(WORK REQUEST) When you copy the data that follows, reproduce every word exactly and leave out the images.

Top of DATA IN THIS EXERCISE

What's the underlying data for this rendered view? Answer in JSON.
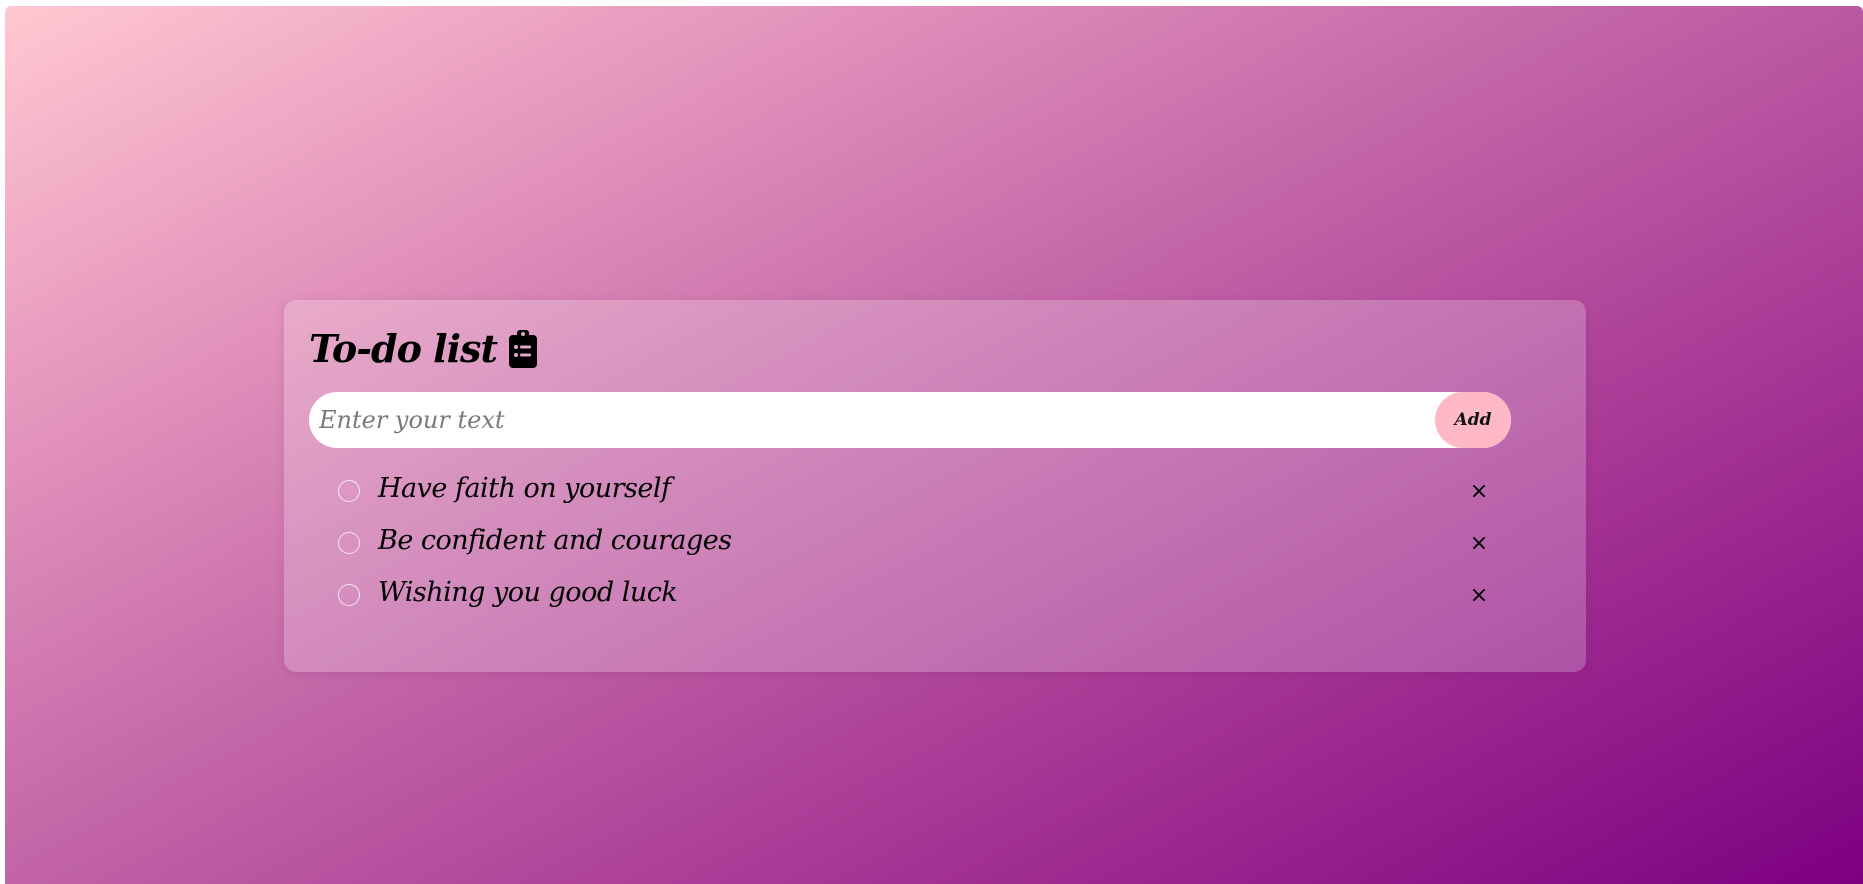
{
  "app": {
    "title": "To-do list",
    "title_icon": "clipboard-list-icon"
  },
  "input": {
    "value": "",
    "placeholder": "Enter your text",
    "add_label": "Add"
  },
  "tasks": [
    {
      "text": "Have faith on yourself",
      "checked": false,
      "remove_label": "×"
    },
    {
      "text": "Be confident and courages",
      "checked": false,
      "remove_label": "×"
    },
    {
      "text": "Wishing you good luck",
      "checked": false,
      "remove_label": "×"
    }
  ],
  "colors": {
    "gradient_start": "#ffc8d1",
    "gradient_end": "#7d0081",
    "add_button": "#ffb9c6",
    "input_bg": "#ffffff"
  }
}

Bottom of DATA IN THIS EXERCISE

(WRITTEN ANSWER)
What's the underlying data for this rendered view? Answer in JSON.
{
  "app": {
    "title": "To-do list",
    "title_icon": "clipboard-list-icon"
  },
  "input": {
    "value": "",
    "placeholder": "Enter your text",
    "add_label": "Add"
  },
  "tasks": [
    {
      "text": "Have faith on yourself",
      "checked": false,
      "remove_label": "×"
    },
    {
      "text": "Be confident and courages",
      "checked": false,
      "remove_label": "×"
    },
    {
      "text": "Wishing you good luck",
      "checked": false,
      "remove_label": "×"
    }
  ],
  "colors": {
    "gradient_start": "#ffc8d1",
    "gradient_end": "#7d0081",
    "add_button": "#ffb9c6",
    "input_bg": "#ffffff"
  }
}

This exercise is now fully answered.